## Directions
Nothing but the lines from the one with "Enumerate this screenshot's" through the final line of the entries below should be written out, each exactly as given.
===== Material to process
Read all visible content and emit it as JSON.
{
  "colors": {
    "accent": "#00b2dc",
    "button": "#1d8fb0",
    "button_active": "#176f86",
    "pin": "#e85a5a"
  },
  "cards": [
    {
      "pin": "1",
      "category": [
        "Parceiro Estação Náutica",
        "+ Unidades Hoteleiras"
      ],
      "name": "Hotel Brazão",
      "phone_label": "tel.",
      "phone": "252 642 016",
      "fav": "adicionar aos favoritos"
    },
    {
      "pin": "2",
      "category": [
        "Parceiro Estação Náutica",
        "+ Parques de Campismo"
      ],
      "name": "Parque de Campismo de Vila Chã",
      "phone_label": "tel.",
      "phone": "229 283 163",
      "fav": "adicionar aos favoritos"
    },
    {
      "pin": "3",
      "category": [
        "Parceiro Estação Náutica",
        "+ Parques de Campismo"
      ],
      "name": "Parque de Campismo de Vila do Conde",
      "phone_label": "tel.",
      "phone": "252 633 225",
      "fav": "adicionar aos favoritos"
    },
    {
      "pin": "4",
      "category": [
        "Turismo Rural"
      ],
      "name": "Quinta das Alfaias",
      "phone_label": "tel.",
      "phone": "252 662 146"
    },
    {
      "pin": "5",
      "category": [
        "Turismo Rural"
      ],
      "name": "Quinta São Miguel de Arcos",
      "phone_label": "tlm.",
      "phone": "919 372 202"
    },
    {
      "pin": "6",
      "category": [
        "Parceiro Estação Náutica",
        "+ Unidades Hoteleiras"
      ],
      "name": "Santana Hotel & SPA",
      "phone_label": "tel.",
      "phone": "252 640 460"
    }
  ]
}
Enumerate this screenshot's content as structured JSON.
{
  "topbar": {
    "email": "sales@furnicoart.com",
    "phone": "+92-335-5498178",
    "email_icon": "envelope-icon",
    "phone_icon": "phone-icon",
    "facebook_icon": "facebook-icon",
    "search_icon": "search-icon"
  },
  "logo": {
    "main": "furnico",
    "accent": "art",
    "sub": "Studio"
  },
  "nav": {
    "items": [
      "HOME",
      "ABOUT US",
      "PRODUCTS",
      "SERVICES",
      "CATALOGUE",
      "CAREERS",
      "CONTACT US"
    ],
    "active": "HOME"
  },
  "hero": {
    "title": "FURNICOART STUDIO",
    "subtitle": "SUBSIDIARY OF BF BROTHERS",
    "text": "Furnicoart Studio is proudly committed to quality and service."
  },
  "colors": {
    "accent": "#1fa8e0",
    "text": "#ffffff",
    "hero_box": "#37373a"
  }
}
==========
## Result for this exercise
Enumerate this screenshot's content as structured JSON.
{
  "topbar": {
    "email": "sales@furnicoart.com",
    "phone": "+92-335-5498178",
    "email_icon": "envelope-icon",
    "phone_icon": "phone-icon",
    "facebook_icon": "facebook-icon",
    "search_icon": "search-icon"
  },
  "logo": {
    "main": "furnico",
    "accent": "art",
    "sub": "Studio"
  },
  "nav": {
    "items": [
      "HOME",
      "ABOUT US",
      "PRODUCTS",
      "SERVICES",
      "CATALOGUE",
      "CAREERS",
      "CONTACT US"
    ],
    "active": "HOME"
  },
  "hero": {
    "title": "FURNICOART STUDIO",
    "subtitle": "SUBSIDIARY OF BF BROTHERS",
    "text": "Furnicoart Studio is proudly committed to quality and service."
  },
  "colors": {
    "accent": "#1fa8e0",
    "text": "#ffffff",
    "hero_box": "#37373a"
  }
}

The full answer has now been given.